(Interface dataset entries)
____________________
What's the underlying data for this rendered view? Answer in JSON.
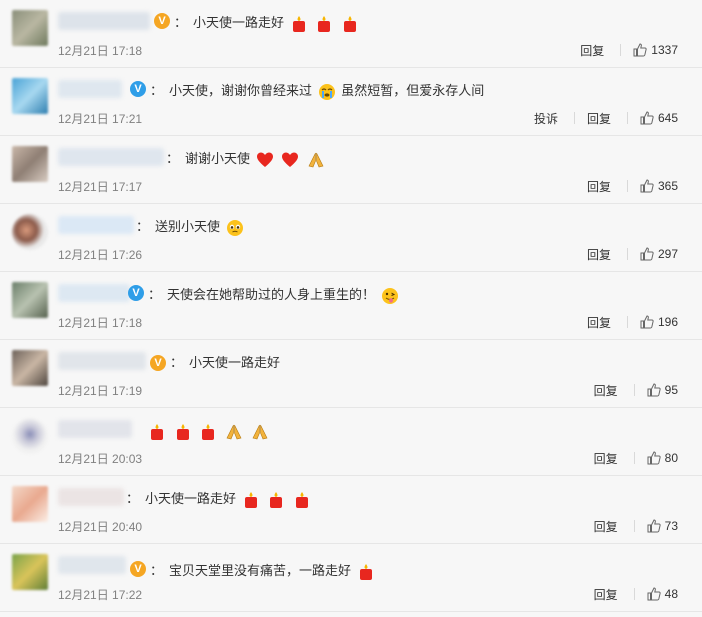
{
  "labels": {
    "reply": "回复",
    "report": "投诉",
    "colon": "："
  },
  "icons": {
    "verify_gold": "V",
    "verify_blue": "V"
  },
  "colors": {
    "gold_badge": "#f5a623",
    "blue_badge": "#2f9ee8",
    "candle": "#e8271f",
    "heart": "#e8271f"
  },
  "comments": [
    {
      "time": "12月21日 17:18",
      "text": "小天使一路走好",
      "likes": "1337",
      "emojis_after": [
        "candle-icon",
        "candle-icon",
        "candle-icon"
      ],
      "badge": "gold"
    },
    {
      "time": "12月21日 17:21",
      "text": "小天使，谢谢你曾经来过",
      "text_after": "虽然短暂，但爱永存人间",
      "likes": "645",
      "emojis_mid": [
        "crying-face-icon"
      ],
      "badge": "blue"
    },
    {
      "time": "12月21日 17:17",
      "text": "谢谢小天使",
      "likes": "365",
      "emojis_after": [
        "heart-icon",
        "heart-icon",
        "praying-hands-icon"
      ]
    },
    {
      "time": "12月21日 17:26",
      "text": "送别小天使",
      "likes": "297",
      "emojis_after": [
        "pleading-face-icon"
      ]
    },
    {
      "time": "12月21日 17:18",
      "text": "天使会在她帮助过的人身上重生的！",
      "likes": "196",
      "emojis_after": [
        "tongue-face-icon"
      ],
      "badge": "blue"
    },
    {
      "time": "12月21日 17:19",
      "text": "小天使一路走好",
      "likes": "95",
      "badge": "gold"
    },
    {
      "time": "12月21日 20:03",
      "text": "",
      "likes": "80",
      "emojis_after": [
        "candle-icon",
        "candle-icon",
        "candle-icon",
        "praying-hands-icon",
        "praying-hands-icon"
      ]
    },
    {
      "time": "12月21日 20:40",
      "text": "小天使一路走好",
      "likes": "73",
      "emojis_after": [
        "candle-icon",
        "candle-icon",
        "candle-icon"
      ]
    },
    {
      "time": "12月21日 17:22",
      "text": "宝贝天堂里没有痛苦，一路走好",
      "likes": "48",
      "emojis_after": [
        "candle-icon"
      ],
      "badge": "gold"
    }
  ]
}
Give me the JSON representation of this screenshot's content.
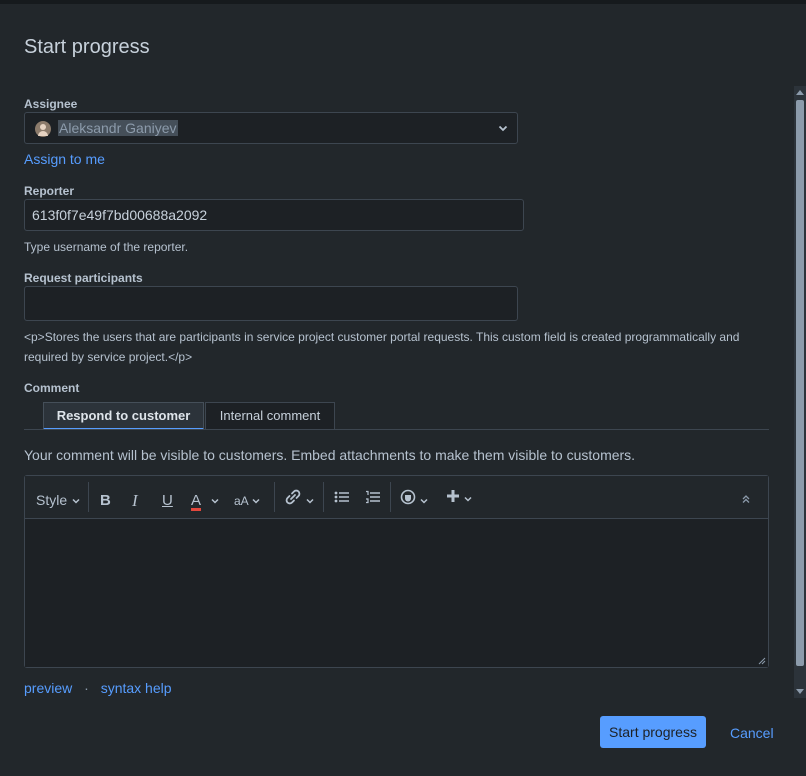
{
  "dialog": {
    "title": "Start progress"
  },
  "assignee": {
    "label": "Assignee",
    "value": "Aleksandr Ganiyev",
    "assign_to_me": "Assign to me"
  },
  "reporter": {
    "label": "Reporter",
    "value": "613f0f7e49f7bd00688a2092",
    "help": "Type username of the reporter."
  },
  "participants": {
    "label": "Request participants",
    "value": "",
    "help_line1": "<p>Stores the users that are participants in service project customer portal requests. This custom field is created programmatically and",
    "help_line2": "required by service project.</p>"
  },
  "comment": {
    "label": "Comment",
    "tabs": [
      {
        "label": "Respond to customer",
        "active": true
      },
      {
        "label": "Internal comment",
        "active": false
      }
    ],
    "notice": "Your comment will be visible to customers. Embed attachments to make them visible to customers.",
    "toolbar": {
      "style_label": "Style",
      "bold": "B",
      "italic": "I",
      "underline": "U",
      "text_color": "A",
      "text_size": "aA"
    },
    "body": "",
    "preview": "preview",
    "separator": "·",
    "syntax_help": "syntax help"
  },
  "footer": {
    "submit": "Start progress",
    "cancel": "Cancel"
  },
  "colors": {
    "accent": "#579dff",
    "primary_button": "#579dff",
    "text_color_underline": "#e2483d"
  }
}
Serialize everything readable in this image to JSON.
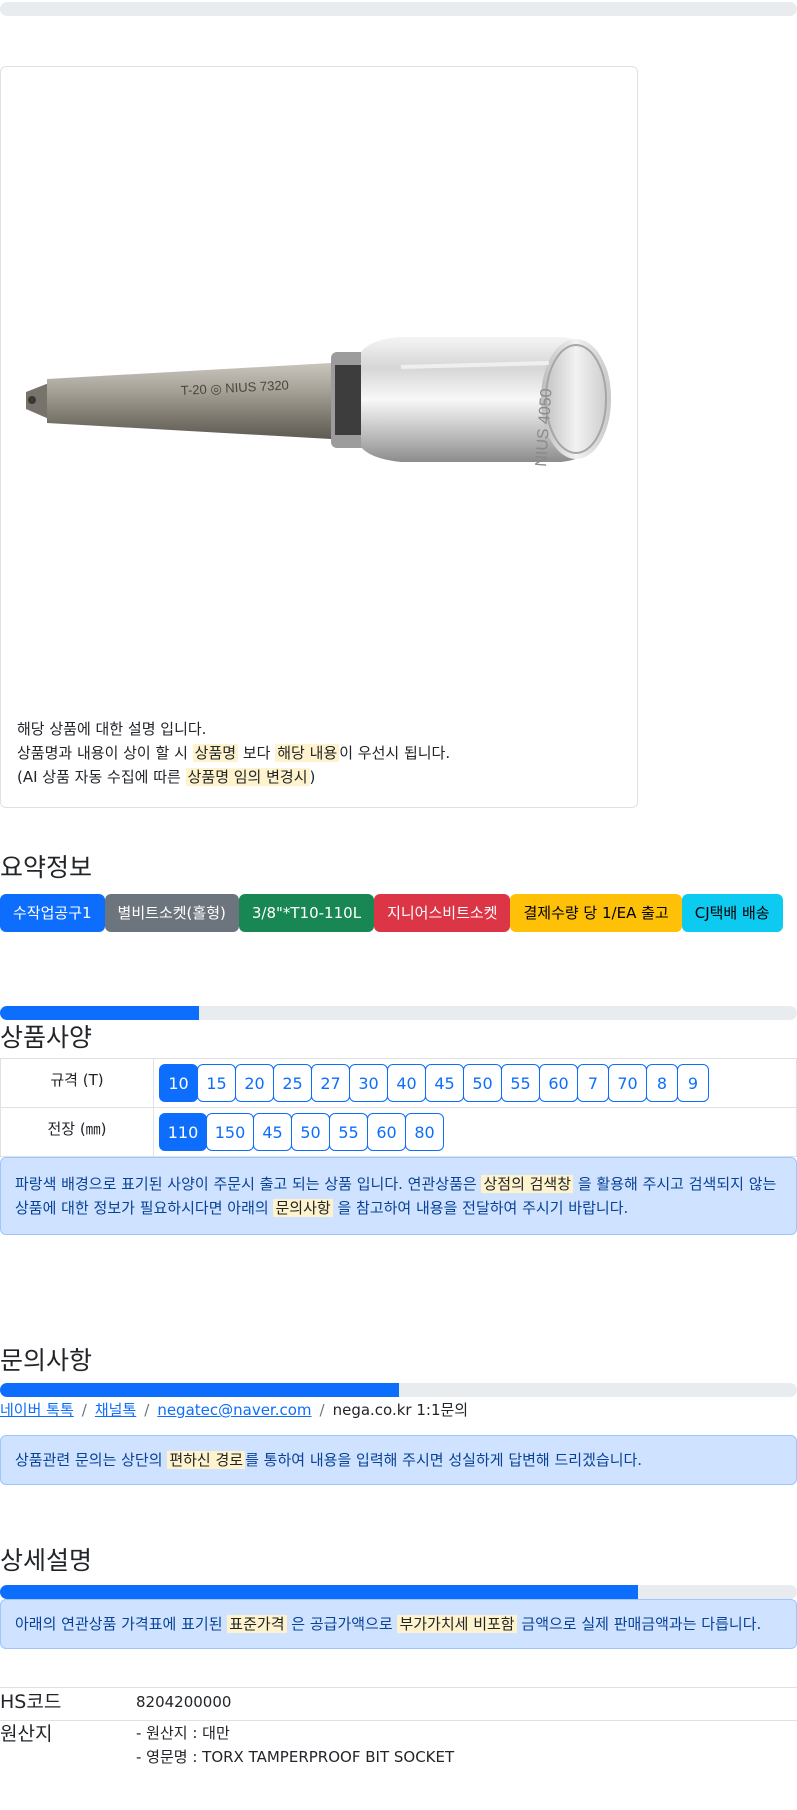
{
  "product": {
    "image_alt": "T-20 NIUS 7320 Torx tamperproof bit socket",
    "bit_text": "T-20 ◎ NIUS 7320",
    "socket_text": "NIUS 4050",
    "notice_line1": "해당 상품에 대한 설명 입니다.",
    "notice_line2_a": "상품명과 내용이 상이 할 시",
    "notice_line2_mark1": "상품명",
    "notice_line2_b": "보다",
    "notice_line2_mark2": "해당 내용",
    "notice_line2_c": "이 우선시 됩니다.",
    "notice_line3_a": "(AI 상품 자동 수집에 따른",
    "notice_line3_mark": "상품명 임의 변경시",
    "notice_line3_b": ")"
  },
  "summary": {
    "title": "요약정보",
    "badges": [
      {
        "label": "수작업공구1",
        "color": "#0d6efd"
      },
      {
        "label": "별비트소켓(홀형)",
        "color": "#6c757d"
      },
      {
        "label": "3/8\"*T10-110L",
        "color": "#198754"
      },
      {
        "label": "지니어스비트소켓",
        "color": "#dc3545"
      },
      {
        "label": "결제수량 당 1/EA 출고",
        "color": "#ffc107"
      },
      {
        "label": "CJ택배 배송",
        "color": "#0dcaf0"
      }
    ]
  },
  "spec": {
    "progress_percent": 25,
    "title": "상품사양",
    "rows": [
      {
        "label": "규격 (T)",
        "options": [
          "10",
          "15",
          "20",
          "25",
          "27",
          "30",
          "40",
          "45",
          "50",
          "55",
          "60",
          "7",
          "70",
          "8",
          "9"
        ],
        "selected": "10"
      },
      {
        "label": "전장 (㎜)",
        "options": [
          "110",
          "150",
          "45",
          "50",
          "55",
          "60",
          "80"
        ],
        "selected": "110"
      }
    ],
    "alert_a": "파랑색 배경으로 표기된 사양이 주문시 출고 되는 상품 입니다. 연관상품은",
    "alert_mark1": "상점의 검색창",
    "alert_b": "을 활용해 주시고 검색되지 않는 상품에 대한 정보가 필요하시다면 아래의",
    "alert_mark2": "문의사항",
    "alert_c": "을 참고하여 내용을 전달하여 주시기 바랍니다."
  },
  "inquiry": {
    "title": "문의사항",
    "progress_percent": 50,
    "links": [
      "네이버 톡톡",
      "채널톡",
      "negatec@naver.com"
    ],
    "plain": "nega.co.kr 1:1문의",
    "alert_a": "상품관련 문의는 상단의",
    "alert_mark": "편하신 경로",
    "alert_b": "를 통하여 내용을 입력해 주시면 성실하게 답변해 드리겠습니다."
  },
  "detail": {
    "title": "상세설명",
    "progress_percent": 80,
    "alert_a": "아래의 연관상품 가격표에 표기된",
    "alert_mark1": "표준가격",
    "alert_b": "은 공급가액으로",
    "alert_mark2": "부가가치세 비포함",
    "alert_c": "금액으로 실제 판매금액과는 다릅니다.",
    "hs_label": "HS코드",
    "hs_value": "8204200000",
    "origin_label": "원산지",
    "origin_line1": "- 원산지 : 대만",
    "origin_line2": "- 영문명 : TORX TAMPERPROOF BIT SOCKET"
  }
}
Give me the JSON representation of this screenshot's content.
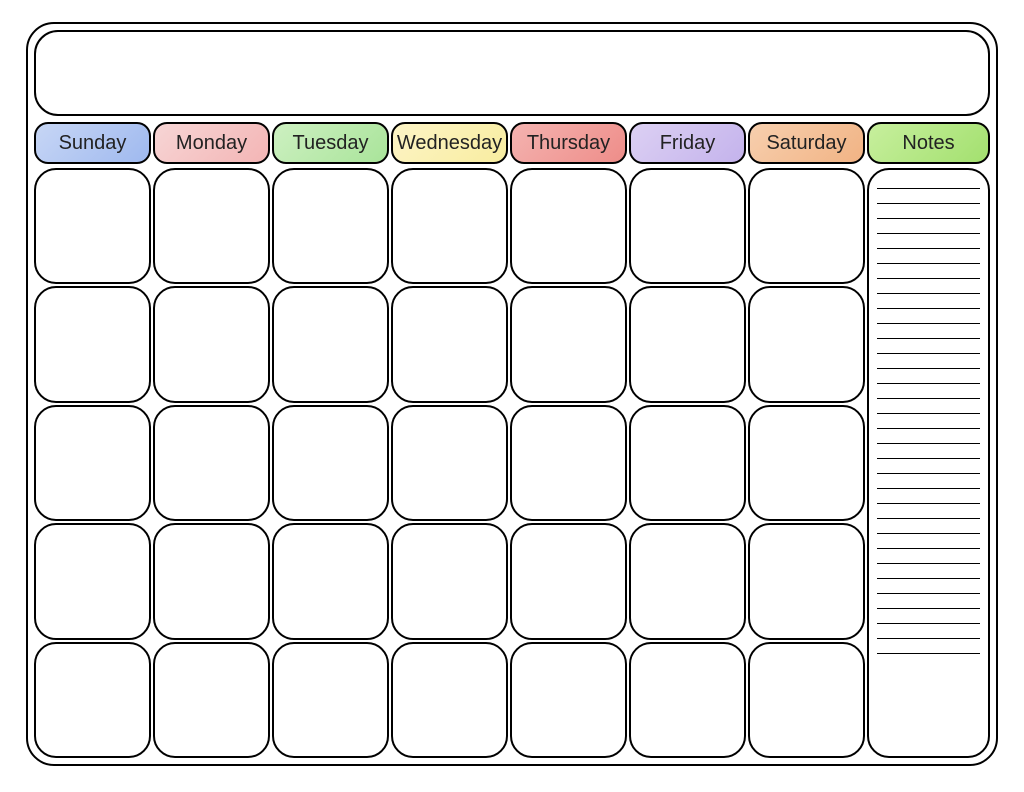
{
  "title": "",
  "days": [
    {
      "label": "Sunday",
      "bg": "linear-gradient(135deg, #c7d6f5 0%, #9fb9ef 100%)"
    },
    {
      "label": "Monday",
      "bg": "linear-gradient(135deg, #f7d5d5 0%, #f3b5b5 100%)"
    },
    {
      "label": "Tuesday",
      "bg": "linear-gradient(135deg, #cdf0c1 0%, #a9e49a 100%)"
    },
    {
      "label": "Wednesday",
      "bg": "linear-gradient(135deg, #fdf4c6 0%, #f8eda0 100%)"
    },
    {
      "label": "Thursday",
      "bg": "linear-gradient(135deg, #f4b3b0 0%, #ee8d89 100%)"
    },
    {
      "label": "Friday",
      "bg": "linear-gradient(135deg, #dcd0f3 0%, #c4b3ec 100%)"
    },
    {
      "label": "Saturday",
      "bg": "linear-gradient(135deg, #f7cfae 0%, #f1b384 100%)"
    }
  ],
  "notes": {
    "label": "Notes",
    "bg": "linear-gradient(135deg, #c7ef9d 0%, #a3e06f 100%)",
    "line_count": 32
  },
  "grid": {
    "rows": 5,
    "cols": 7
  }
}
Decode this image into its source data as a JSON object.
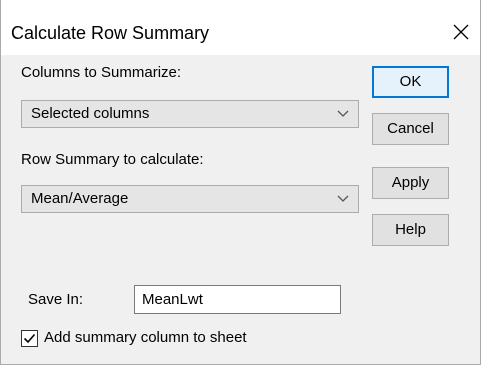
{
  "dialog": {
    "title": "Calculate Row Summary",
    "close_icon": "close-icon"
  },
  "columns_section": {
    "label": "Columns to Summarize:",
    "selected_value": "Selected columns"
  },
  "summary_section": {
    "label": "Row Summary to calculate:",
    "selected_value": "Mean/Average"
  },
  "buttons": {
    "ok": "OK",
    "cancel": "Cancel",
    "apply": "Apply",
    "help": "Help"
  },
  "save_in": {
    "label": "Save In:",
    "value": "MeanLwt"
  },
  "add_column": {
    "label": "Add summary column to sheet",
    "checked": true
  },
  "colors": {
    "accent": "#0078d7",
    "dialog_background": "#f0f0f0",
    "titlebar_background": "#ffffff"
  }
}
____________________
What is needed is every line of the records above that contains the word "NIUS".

    "image_alt": "T-20 NIUS 7320 Torx tamperproof bit socket",
    "bit_text": "T-20 ◎ NIUS 7320",
    "socket_text": "NIUS 4050",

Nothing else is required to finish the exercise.